PROBLEM TO WORK ON —
Without any images, write the data out exactly as it appears.

════════

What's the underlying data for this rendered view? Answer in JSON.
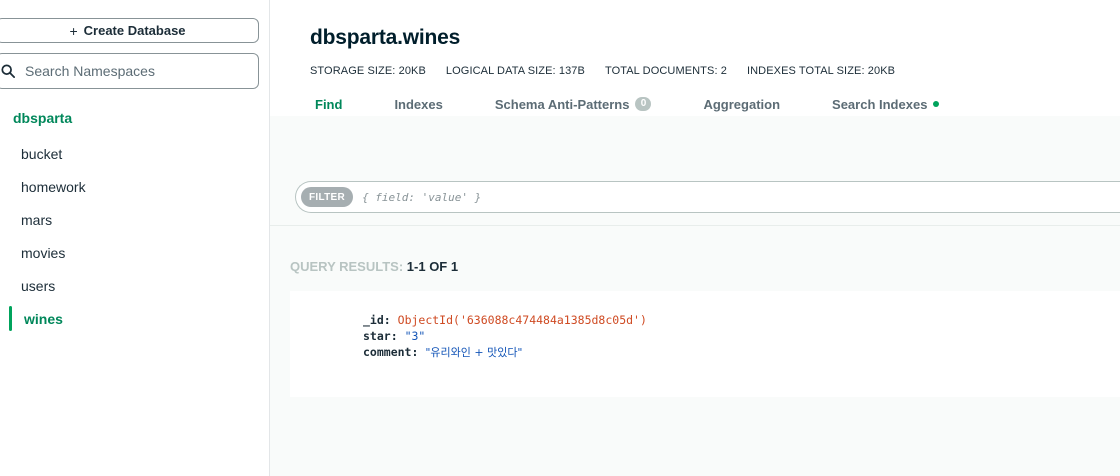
{
  "sidebar": {
    "create_db_label": "Create Database",
    "search_placeholder": "Search Namespaces",
    "database": "dbsparta",
    "collections": [
      "bucket",
      "homework",
      "mars",
      "movies",
      "users",
      "wines"
    ],
    "active_collection": "wines"
  },
  "header": {
    "title": "dbsparta.wines",
    "stats": {
      "storage_size": "STORAGE SIZE: 20KB",
      "logical_data_size": "LOGICAL DATA SIZE: 137B",
      "total_documents": "TOTAL DOCUMENTS: 2",
      "indexes_total_size": "INDEXES TOTAL SIZE: 20KB"
    },
    "tabs": [
      {
        "label": "Find",
        "active": true
      },
      {
        "label": "Indexes"
      },
      {
        "label": "Schema Anti-Patterns",
        "badge": "0"
      },
      {
        "label": "Aggregation"
      },
      {
        "label": "Search Indexes"
      }
    ]
  },
  "filter": {
    "label": "FILTER",
    "placeholder": "{ field: 'value' }"
  },
  "results": {
    "label": "QUERY RESULTS:",
    "count": "1-1 OF 1"
  },
  "document": {
    "id_key": "_id:",
    "id_value": "ObjectId('636088c474484a1385d8c05d')",
    "star_key": "star:",
    "star_value": "\"3\"",
    "comment_key": "comment:",
    "comment_value": "\"유리와인 + 맛있다\""
  },
  "colors": {
    "accent_green": "#00875a",
    "dot_green": "#00a35c",
    "oid_red": "#cf4a22",
    "string_blue": "#1254b7"
  }
}
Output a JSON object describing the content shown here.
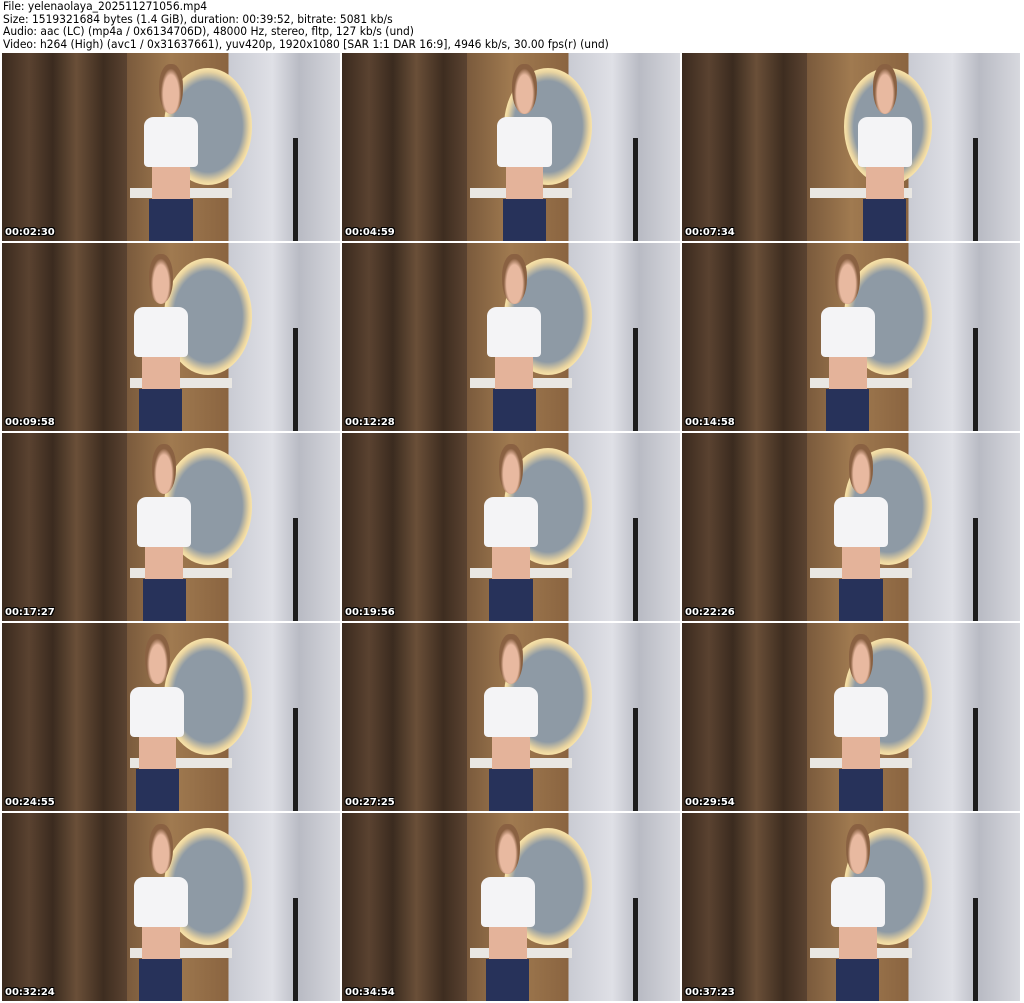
{
  "header": {
    "file": "File: yelenaolaya_202511271056.mp4",
    "size": "Size: 1519321684 bytes (1.4 GiB), duration: 00:39:52, bitrate: 5081 kb/s",
    "audio": "Audio: aac (LC) (mp4a / 0x6134706D), 48000 Hz, stereo, fltp, 127 kb/s (und)",
    "video": "Video: h264 (High) (avc1 / 0x31637661), yuv420p, 1920x1080 [SAR 1:1 DAR 16:9], 4946 kb/s, 30.00 fps(r) (und)"
  },
  "thumbnails": [
    {
      "timestamp": "00:02:30"
    },
    {
      "timestamp": "00:04:59"
    },
    {
      "timestamp": "00:07:34"
    },
    {
      "timestamp": "00:09:58"
    },
    {
      "timestamp": "00:12:28"
    },
    {
      "timestamp": "00:14:58"
    },
    {
      "timestamp": "00:17:27"
    },
    {
      "timestamp": "00:19:56"
    },
    {
      "timestamp": "00:22:26"
    },
    {
      "timestamp": "00:24:55"
    },
    {
      "timestamp": "00:27:25"
    },
    {
      "timestamp": "00:29:54"
    },
    {
      "timestamp": "00:32:24"
    },
    {
      "timestamp": "00:34:54"
    },
    {
      "timestamp": "00:37:23"
    }
  ]
}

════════

OUTPUT FOR THIS EXERCISE —
What's the underlying data for this rendered view? Answer in JSON.
{
  "sidebar": {
    "create_db_label": "Create Database",
    "search_placeholder": "Search Namespaces",
    "database": "dbsparta",
    "collections": [
      "bucket",
      "homework",
      "mars",
      "movies",
      "users",
      "wines"
    ],
    "active_collection": "wines"
  },
  "header": {
    "title": "dbsparta.wines",
    "stats": {
      "storage_size": "STORAGE SIZE: 20KB",
      "logical_data_size": "LOGICAL DATA SIZE: 137B",
      "total_documents": "TOTAL DOCUMENTS: 2",
      "indexes_total_size": "INDEXES TOTAL SIZE: 20KB"
    },
    "tabs": [
      {
        "label": "Find",
        "active": true
      },
      {
        "label": "Indexes"
      },
      {
        "label": "Schema Anti-Patterns",
        "badge": "0"
      },
      {
        "label": "Aggregation"
      },
      {
        "label": "Search Indexes"
      }
    ]
  },
  "filter": {
    "label": "FILTER",
    "placeholder": "{ field: 'value' }"
  },
  "results": {
    "label": "QUERY RESULTS:",
    "count": "1-1 OF 1"
  },
  "document": {
    "id_key": "_id:",
    "id_value": "ObjectId('636088c474484a1385d8c05d')",
    "star_key": "star:",
    "star_value": "\"3\"",
    "comment_key": "comment:",
    "comment_value": "\"유리와인 + 맛있다\""
  },
  "colors": {
    "accent_green": "#00875a",
    "dot_green": "#00a35c",
    "oid_red": "#cf4a22",
    "string_blue": "#1254b7"
  }
}
Output a JSON object describing the content shown here.
{
  "header": {
    "file": "File: yelenaolaya_202511271056.mp4",
    "size": "Size: 1519321684 bytes (1.4 GiB), duration: 00:39:52, bitrate: 5081 kb/s",
    "audio": "Audio: aac (LC) (mp4a / 0x6134706D), 48000 Hz, stereo, fltp, 127 kb/s (und)",
    "video": "Video: h264 (High) (avc1 / 0x31637661), yuv420p, 1920x1080 [SAR 1:1 DAR 16:9], 4946 kb/s, 30.00 fps(r) (und)"
  },
  "thumbnails": [
    {
      "timestamp": "00:02:30"
    },
    {
      "timestamp": "00:04:59"
    },
    {
      "timestamp": "00:07:34"
    },
    {
      "timestamp": "00:09:58"
    },
    {
      "timestamp": "00:12:28"
    },
    {
      "timestamp": "00:14:58"
    },
    {
      "timestamp": "00:17:27"
    },
    {
      "timestamp": "00:19:56"
    },
    {
      "timestamp": "00:22:26"
    },
    {
      "timestamp": "00:24:55"
    },
    {
      "timestamp": "00:27:25"
    },
    {
      "timestamp": "00:29:54"
    },
    {
      "timestamp": "00:32:24"
    },
    {
      "timestamp": "00:34:54"
    },
    {
      "timestamp": "00:37:23"
    }
  ]
}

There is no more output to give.